Self-determination theory has been widely studied in sports and has determined that we all have three basic psychological needs to be motivated: autonomy, competence and relatedness. Autonomy is being able to make decisions that you know are best for you, essentially the antithesis of blind obedience which is why we are focusing on that aspect of self-determination theory here. “It’s questioning obedience,” says Hyde. In classrooms with autonomy, dancers are learning and developing skills in a manner that is best for them and their bodies. They are encouraged to make mistakes as they learn about themselves and their movement.
Ways to Bring Autonomy Into the Classroom
Nordin-Bates shares easy ways to introduce more dancer autonomy into your classroom:
1. Tell them why they are doing something. Why do we start at the barre or on the floor? If dancers are struggling with a combination, tell them why you have given it to them. Maybe it’s to prepare them for a specific piece of choreography or to improve their jumps. “You don’t need to explain everything that you do, but it’s important to do it sometimes in each class,” Nordin-Bates says. “It helps demonstrate to the students that you know what you are doing. It creates trust in your competence because you can explain good reasons for why you do what you do.” Damien Comeliau, co-founder at Mosa Ballet agrees. “Authority is needed if you want excellence, but we want our dancers to understand why they are asked to do something a certain way. You are stronger if you understand why you do something instead of just doing what you are told.”
2. Show two different ways of doing things. “If you have knees that hyperextend, try doing it this way. And if you have straighter knees, try it this way,” Nordin-Bates suggests. “Give options, but not endless options. It’s a choice between boundaries.” Explain and demonstrate the way steps are done in different techniques, even if you are asking your students to adhere to a certain style during class.

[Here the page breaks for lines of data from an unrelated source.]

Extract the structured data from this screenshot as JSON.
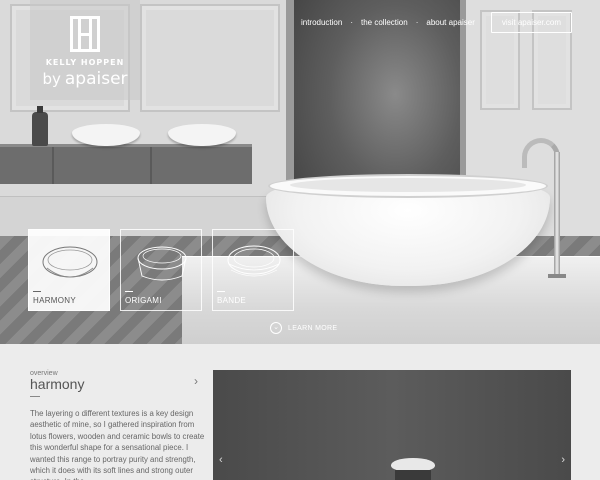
{
  "brand": {
    "name": "KELLY HOPPEN",
    "mark": "K",
    "by": "by",
    "partner": "apaiser"
  },
  "nav": {
    "links": [
      "introduction",
      "the collection",
      "about apaiser"
    ],
    "separator": "·",
    "cta": "visit apaiser.com"
  },
  "collection": [
    {
      "label": "HARMONY",
      "icon": "harmony-bath-icon",
      "active": true
    },
    {
      "label": "ORIGAMI",
      "icon": "origami-bath-icon",
      "active": false
    },
    {
      "label": "BANDE",
      "icon": "bande-bath-icon",
      "active": false
    }
  ],
  "learn_more": {
    "label": "LEARN MORE",
    "icon": "chevron-down-icon"
  },
  "overview": {
    "eyebrow": "overview",
    "title": "harmony",
    "next_icon": "chevron-right-icon",
    "body": "The layering o different textures is a key design aesthetic of mine, so I gathered inspiration from lotus flowers, wooden and ceramic bowls to create this wonderful shape for a sensational piece.  I wanted this range to portray purity and strength, which it does with its soft lines and strong outer structure.  In the"
  },
  "gallery": {
    "prev_icon": "chevron-left-icon",
    "next_icon": "chevron-right-icon",
    "prev": "‹",
    "next": "›"
  },
  "colors": {
    "accent": "#ffffff",
    "text": "#555555",
    "background": "#ececec"
  }
}
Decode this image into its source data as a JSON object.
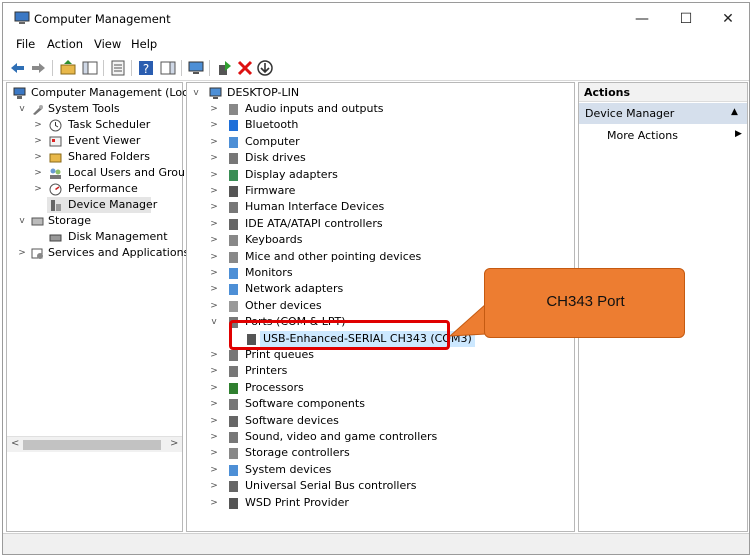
{
  "window": {
    "title": "Computer Management",
    "minimize_glyph": "—",
    "maximize_glyph": "☐",
    "close_glyph": "✕"
  },
  "menu": [
    "File",
    "Action",
    "View",
    "Help"
  ],
  "left_tree": [
    {
      "label": "Computer Management (Local",
      "icon": "computer-management-icon"
    },
    {
      "label": "System Tools",
      "icon": "system-tools-icon"
    },
    {
      "label": "Task Scheduler",
      "icon": "clock-icon"
    },
    {
      "label": "Event Viewer",
      "icon": "event-viewer-icon"
    },
    {
      "label": "Shared Folders",
      "icon": "shared-folder-icon"
    },
    {
      "label": "Local Users and Groups",
      "icon": "users-icon"
    },
    {
      "label": "Performance",
      "icon": "performance-icon"
    },
    {
      "label": "Device Manager",
      "icon": "device-manager-icon"
    },
    {
      "label": "Storage",
      "icon": "storage-icon"
    },
    {
      "label": "Disk Management",
      "icon": "disk-icon"
    },
    {
      "label": "Services and Applications",
      "icon": "services-icon"
    }
  ],
  "device_tree": {
    "root": "DESKTOP-LIN",
    "categories": [
      "Audio inputs and outputs",
      "Bluetooth",
      "Computer",
      "Disk drives",
      "Display adapters",
      "Firmware",
      "Human Interface Devices",
      "IDE ATA/ATAPI controllers",
      "Keyboards",
      "Mice and other pointing devices",
      "Monitors",
      "Network adapters",
      "Other devices",
      "Ports (COM & LPT)",
      "USB-Enhanced-SERIAL CH343 (COM3)",
      "Print queues",
      "Printers",
      "Processors",
      "Software components",
      "Software devices",
      "Sound, video and game controllers",
      "Storage controllers",
      "System devices",
      "Universal Serial Bus controllers",
      "WSD Print Provider"
    ]
  },
  "actions": {
    "header": "Actions",
    "section": "Device Manager",
    "more": "More Actions"
  },
  "callout": {
    "text": "CH343 Port"
  },
  "colors": {
    "callout": "#ed7d31",
    "highlight": "#e00000",
    "selection": "#cce8ff"
  }
}
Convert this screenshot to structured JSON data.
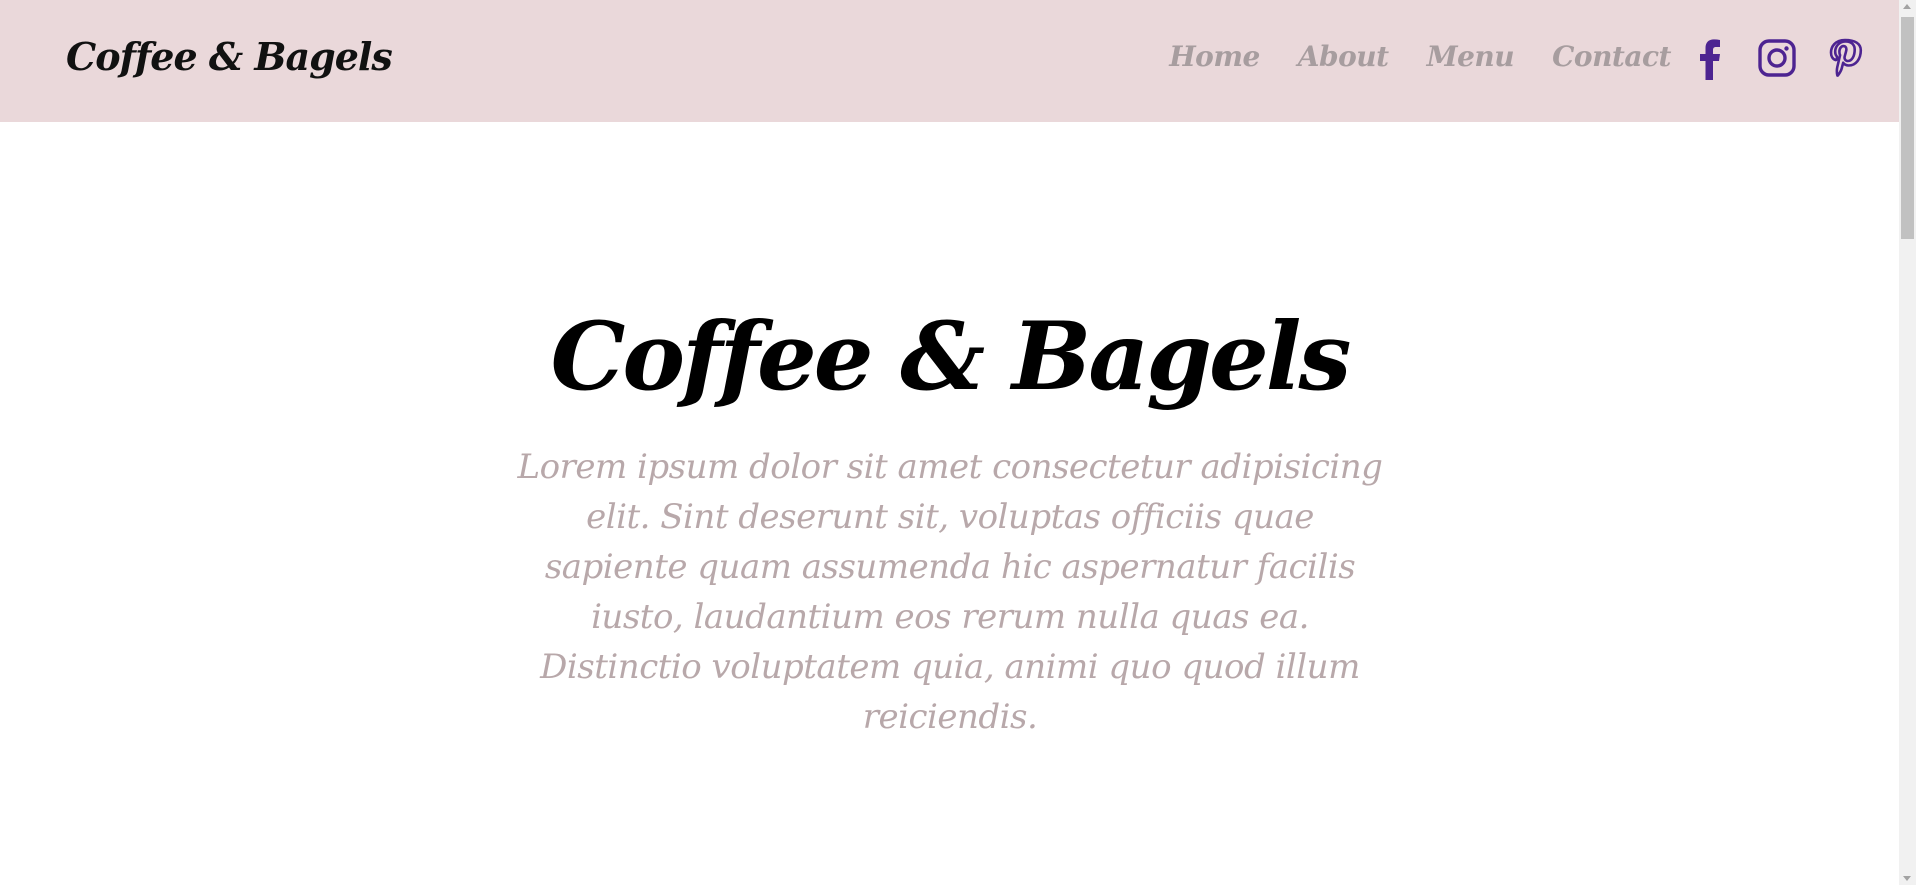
{
  "navbar": {
    "brand": "Coffee & Bagels",
    "links": [
      {
        "label": "Home"
      },
      {
        "label": "About"
      },
      {
        "label": "Menu"
      },
      {
        "label": "Contact"
      }
    ],
    "socials": [
      {
        "name": "facebook-icon"
      },
      {
        "name": "instagram-icon"
      },
      {
        "name": "pinterest-icon"
      }
    ]
  },
  "hero": {
    "title": "Coffee & Bagels",
    "text": "Lorem ipsum dolor sit amet consectetur adipisicing elit. Sint deserunt sit, voluptas officiis quae sapiente quam assumenda hic aspernatur facilis iusto, laudantium eos rerum nulla quas ea. Distinctio voluptatem quia, animi quo quod illum reiciendis."
  },
  "colors": {
    "navbar_bg": "#ead8da",
    "nav_link": "#a79d9f",
    "social_icon": "#4d2491",
    "hero_text": "#b8a8aa",
    "title": "#000000"
  }
}
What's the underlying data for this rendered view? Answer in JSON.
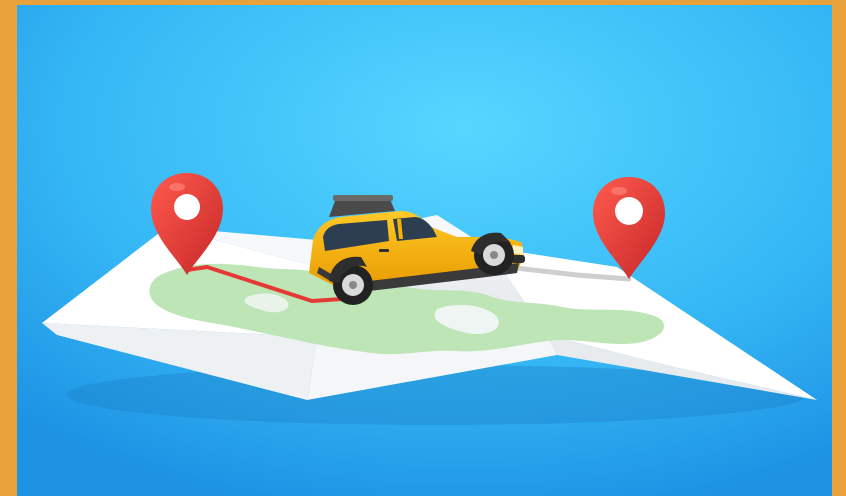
{
  "scene": {
    "description_icons": [
      "start-pin-icon",
      "end-pin-icon",
      "suv-car-icon",
      "folded-map-icon",
      "route-line-icon"
    ],
    "colors": {
      "frame": "#E8A23C",
      "sky_light": "#4FD0FF",
      "sky_dark": "#1E9BE8",
      "map_paper": "#FFFFFF",
      "map_land": "#BDE5B5",
      "route_done": "#E53935",
      "route_remaining": "#CFCFCF",
      "pin": "#E53935",
      "car_body": "#F5B400",
      "car_dark": "#2E2E2E"
    }
  }
}
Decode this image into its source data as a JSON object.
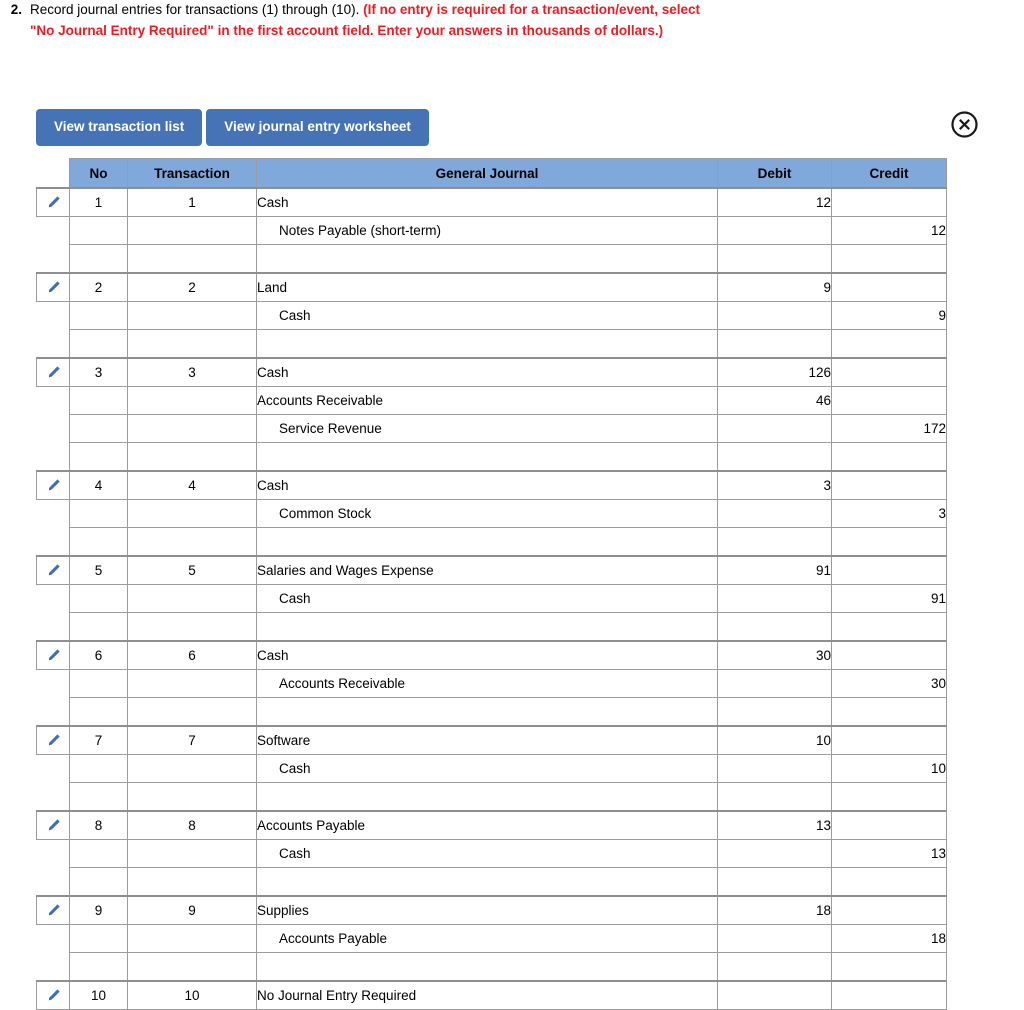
{
  "question": {
    "number": "2.",
    "lead": "Record journal entries for transactions (1) through (10). ",
    "emphasis": "(If no entry is required for a transaction/event, select \"No Journal Entry Required\" in the first account field. Enter your answers in thousands of dollars.)"
  },
  "toolbar": {
    "view_transaction_list_label": "View transaction list",
    "view_journal_entry_worksheet_label": "View journal entry worksheet",
    "close_icon": "close-circle-icon"
  },
  "colors": {
    "button_blue": "#4573b5",
    "header_blue": "#81a8db",
    "emphasis_red": "#ec1c24",
    "pencil_blue": "#3d6fb4",
    "grid_gray": "#9c9c9c"
  },
  "table": {
    "columns": [
      "No",
      "Transaction",
      "General Journal",
      "Debit",
      "Credit"
    ],
    "edit_icon": "pencil-icon",
    "entries": [
      {
        "no": "1",
        "transaction": "1",
        "lines": [
          {
            "account": "Cash",
            "indent": false,
            "debit": "12",
            "credit": ""
          },
          {
            "account": "Notes Payable (short-term)",
            "indent": true,
            "debit": "",
            "credit": "12"
          }
        ]
      },
      {
        "no": "2",
        "transaction": "2",
        "lines": [
          {
            "account": "Land",
            "indent": false,
            "debit": "9",
            "credit": ""
          },
          {
            "account": "Cash",
            "indent": true,
            "debit": "",
            "credit": "9"
          }
        ]
      },
      {
        "no": "3",
        "transaction": "3",
        "lines": [
          {
            "account": "Cash",
            "indent": false,
            "debit": "126",
            "credit": ""
          },
          {
            "account": "Accounts Receivable",
            "indent": false,
            "debit": "46",
            "credit": ""
          },
          {
            "account": "Service Revenue",
            "indent": true,
            "debit": "",
            "credit": "172"
          }
        ]
      },
      {
        "no": "4",
        "transaction": "4",
        "lines": [
          {
            "account": "Cash",
            "indent": false,
            "debit": "3",
            "credit": ""
          },
          {
            "account": "Common Stock",
            "indent": true,
            "debit": "",
            "credit": "3"
          }
        ]
      },
      {
        "no": "5",
        "transaction": "5",
        "lines": [
          {
            "account": "Salaries and Wages Expense",
            "indent": false,
            "debit": "91",
            "credit": ""
          },
          {
            "account": "Cash",
            "indent": true,
            "debit": "",
            "credit": "91"
          }
        ]
      },
      {
        "no": "6",
        "transaction": "6",
        "lines": [
          {
            "account": "Cash",
            "indent": false,
            "debit": "30",
            "credit": ""
          },
          {
            "account": "Accounts Receivable",
            "indent": true,
            "debit": "",
            "credit": "30"
          }
        ]
      },
      {
        "no": "7",
        "transaction": "7",
        "lines": [
          {
            "account": "Software",
            "indent": false,
            "debit": "10",
            "credit": ""
          },
          {
            "account": "Cash",
            "indent": true,
            "debit": "",
            "credit": "10"
          }
        ]
      },
      {
        "no": "8",
        "transaction": "8",
        "lines": [
          {
            "account": "Accounts Payable",
            "indent": false,
            "debit": "13",
            "credit": ""
          },
          {
            "account": "Cash",
            "indent": true,
            "debit": "",
            "credit": "13"
          }
        ]
      },
      {
        "no": "9",
        "transaction": "9",
        "lines": [
          {
            "account": "Supplies",
            "indent": false,
            "debit": "18",
            "credit": ""
          },
          {
            "account": "Accounts Payable",
            "indent": true,
            "debit": "",
            "credit": "18"
          }
        ]
      },
      {
        "no": "10",
        "transaction": "10",
        "lines": [
          {
            "account": "No Journal Entry Required",
            "indent": false,
            "debit": "",
            "credit": ""
          }
        ]
      }
    ]
  }
}
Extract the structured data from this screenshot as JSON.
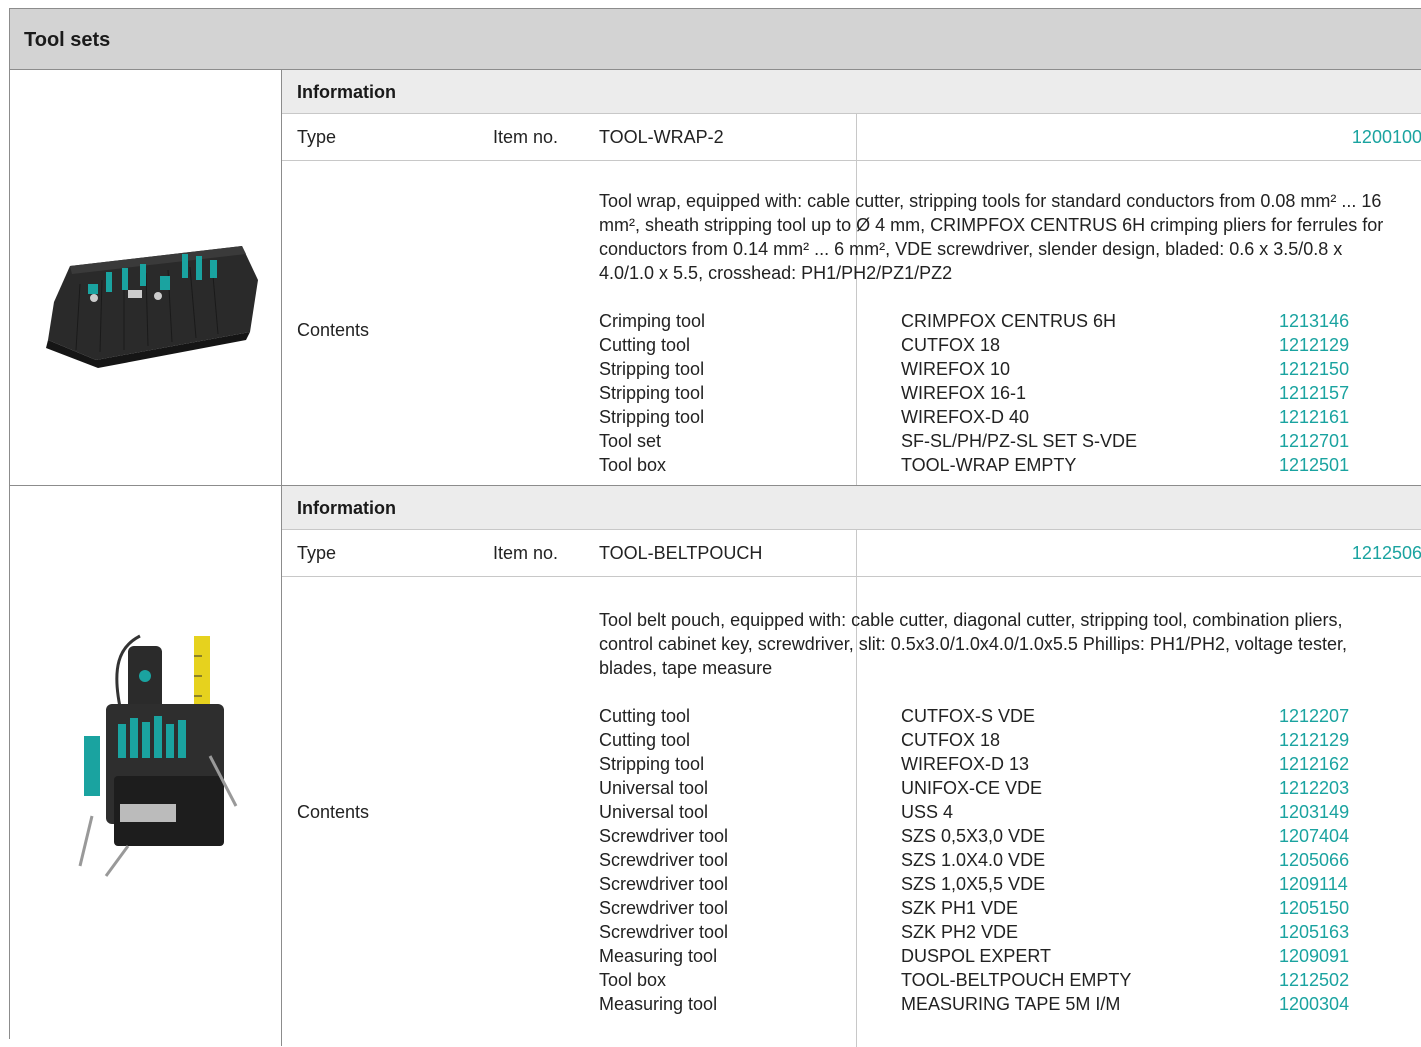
{
  "title": "Tool sets",
  "products": [
    {
      "info_header": "Information",
      "type_label": "Type",
      "item_no_label": "Item no.",
      "type": "TOOL-WRAP-2",
      "item_no": "1200100",
      "contents_label": "Contents",
      "description": "Tool wrap, equipped with: cable cutter, stripping tools for standard conductors from 0.08 mm² ... 16 mm², sheath stripping tool up to Ø 4 mm, CRIMPFOX CENTRUS 6H crimping pliers for ferrules for conductors from 0.14 mm² ... 6 mm², VDE screwdriver, slender design, bladed: 0.6 x 3.5/0.8 x 4.0/1.0 x 5.5, crosshead: PH1/PH2/PZ1/PZ2",
      "components": [
        {
          "category": "Crimping tool",
          "name": "CRIMPFOX CENTRUS 6H",
          "item_no": "1213146"
        },
        {
          "category": "Cutting tool",
          "name": "CUTFOX 18",
          "item_no": "1212129"
        },
        {
          "category": "Stripping tool",
          "name": "WIREFOX 10",
          "item_no": "1212150"
        },
        {
          "category": "Stripping tool",
          "name": "WIREFOX 16-1",
          "item_no": "1212157"
        },
        {
          "category": "Stripping tool",
          "name": "WIREFOX-D 40",
          "item_no": "1212161"
        },
        {
          "category": "Tool set",
          "name": "SF-SL/PH/PZ-SL SET S-VDE",
          "item_no": "1212701"
        },
        {
          "category": "Tool box",
          "name": "TOOL-WRAP EMPTY",
          "item_no": "1212501"
        }
      ]
    },
    {
      "info_header": "Information",
      "type_label": "Type",
      "item_no_label": "Item no.",
      "type": "TOOL-BELTPOUCH",
      "item_no": "1212506",
      "contents_label": "Contents",
      "description": "Tool belt pouch, equipped with: cable cutter, diagonal cutter, stripping tool, combination pliers, control cabinet key, screwdriver, slit: 0.5x3.0/1.0x4.0/1.0x5.5 Phillips: PH1/PH2, voltage tester, blades, tape measure",
      "components": [
        {
          "category": "Cutting tool",
          "name": "CUTFOX-S VDE",
          "item_no": "1212207"
        },
        {
          "category": "Cutting tool",
          "name": "CUTFOX 18",
          "item_no": "1212129"
        },
        {
          "category": "Stripping tool",
          "name": "WIREFOX-D 13",
          "item_no": "1212162"
        },
        {
          "category": "Universal tool",
          "name": "UNIFOX-CE VDE",
          "item_no": "1212203"
        },
        {
          "category": "Universal tool",
          "name": "USS 4",
          "item_no": "1203149"
        },
        {
          "category": "Screwdriver tool",
          "name": "SZS 0,5X3,0 VDE",
          "item_no": "1207404"
        },
        {
          "category": "Screwdriver tool",
          "name": "SZS 1.0X4.0 VDE",
          "item_no": "1205066"
        },
        {
          "category": "Screwdriver tool",
          "name": "SZS 1,0X5,5 VDE",
          "item_no": "1209114"
        },
        {
          "category": "Screwdriver tool",
          "name": "SZK PH1 VDE",
          "item_no": "1205150"
        },
        {
          "category": "Screwdriver tool",
          "name": "SZK PH2 VDE",
          "item_no": "1205163"
        },
        {
          "category": "Measuring tool",
          "name": "DUSPOL EXPERT",
          "item_no": "1209091"
        },
        {
          "category": "Tool box",
          "name": "TOOL-BELTPOUCH EMPTY",
          "item_no": "1212502"
        },
        {
          "category": "Measuring tool",
          "name": "MEASURING TAPE 5M I/M",
          "item_no": "1200304"
        }
      ]
    }
  ],
  "colors": {
    "accent": "#1aa3a0",
    "header_bg": "#d3d3d3",
    "info_bg": "#ececec"
  }
}
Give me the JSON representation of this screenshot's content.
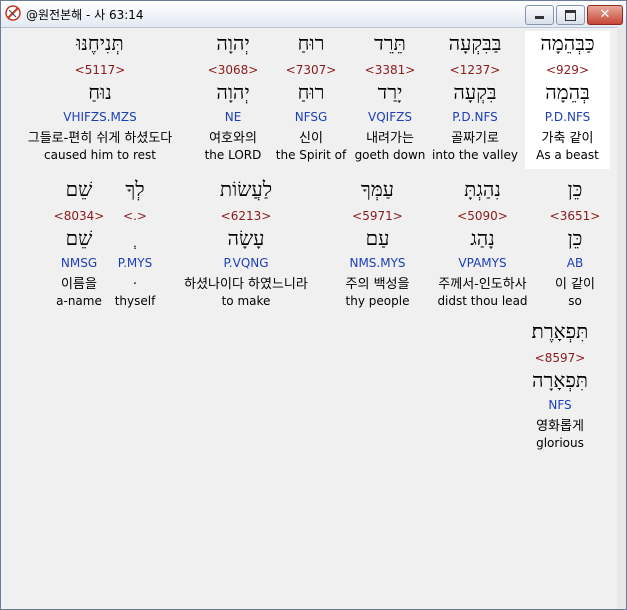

3. Invite questions. You have a tight ship to run to get through everything that you need to accomplish in class, so you don’t need to invite questions for every combination, but curiosity should be encouraged. “Teachers should not try to appear perfect, with all the answers all the time,” she says. “It’s perfectly fine to say, ‘You know what? I don’t know the answer to that. Let’s figure it out together.’”